We mentioned at some point or other that in the world of Elden Ring, "stars" are actually living entities, or at least believed to be. It could just as easily be that Wizards are full of nonsense and just don't know the difference between a giant ball of burning plasma and cosmic monsters that occasionally fall out of the sky, for instance, and this here thingy is officially known as a Fallingstar Beast. This creature has a quadrupedal body that's almost lionlike, covered entirely in black crystalline shards, but its head is more arthropod-like, round and furry with no facial features other than a pair of large, curved mandibles. It's most of all like the head of an antlion larva!
...But some of these beasts are a bit larger, and they have something strange going on. A dome of bone is emerging from the top of the head, and it's roughly broken open to reveal a big, brightly glowing blue eye, a feature that connects it to the most fantastically monstrous boss in the game:
"A malformed star born in the flightless void far away. Once destroyed an Eternal City and took away their sky."
...What do you even DO walking in on this? The giantic cave with the impossible view of outer space is weird enough, and then there's just, that. That is a serious that. It's got the anatomical plan of a flying insect, but the long, winding body and tail is a chain of beautifully colorful orbs clumped asymmetrically together like a cluster of psychedelic cosmic grapes. That's all I can think of here, sorry, grapes. A bubbly wobbly chain of all differently sized glowing spheres, maybe also like miniature planets, or gigantically enlarged atoms?
There are four lacey insect wings with a positively stunning iridescent sheen to them, maybe the most gorgeously rendered I've ever seen in 3-d, but that's where the trippy color scheme ends. The end of the colorful cosmic berry-vine tail is a long, black spine thickly covered in thin needly papillae, deeply unpleasant looking to get hit with, and the creature walks on six huge, grey, humanoid arms with skin so thin and taught you can see the individual phalanges of the fingers.
Then, there's the nearly skeletal humanoid head, a withered grey corpse face with lipless jaws, sunken eyeless sockets, whispy white hair and that same lovely blue retina floating in the darkness of its caved-in skull, just what we were seeing in the fallingstar beast, which surely means that this is the mature form? This bizarre hollow cyclops skull is completed by black insect mandibles of extreme proportion even for the rest of the creature, almost as long as the wings!

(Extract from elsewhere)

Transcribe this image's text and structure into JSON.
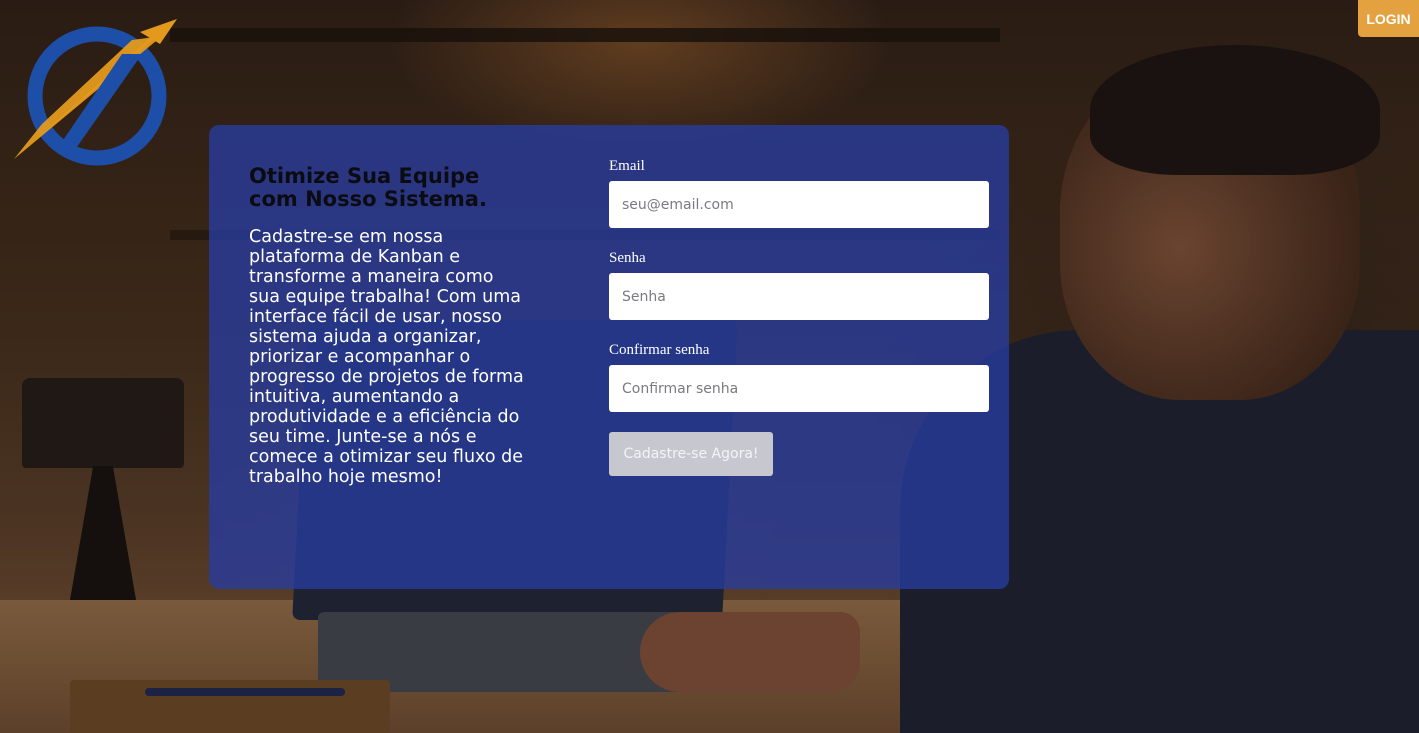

It's an overall body shape remarkably similar to what players still erroneously know as "giant dragonflies," but they don't look anything at all like actual dragonflies, because they're not! They're dobsonflies, whose Japanese name would have most literally translated to "snake dragonfly," which doesn't work in English, and I guess NOBODY involved in localization cared to double check what a "snake dragonfly" actually is. Perhaps they just assumed it was invented? The first appearance dobsonflies have ever gotten in any kind of media, to my knowledge, and they've been credited under the wrong name!
Why the similarity to "stars," though? What on Earth does that mean?? Was the evolution of the Dobsonfly subtly influenced by these entities all along? Or, somehow, for some reason, is it the other way around? It's equally odd that the star has a humanlike face and arms, too, or that its larval form has a mammal-like body structure. How did all these disparate zoological elements get mixed in to these entities?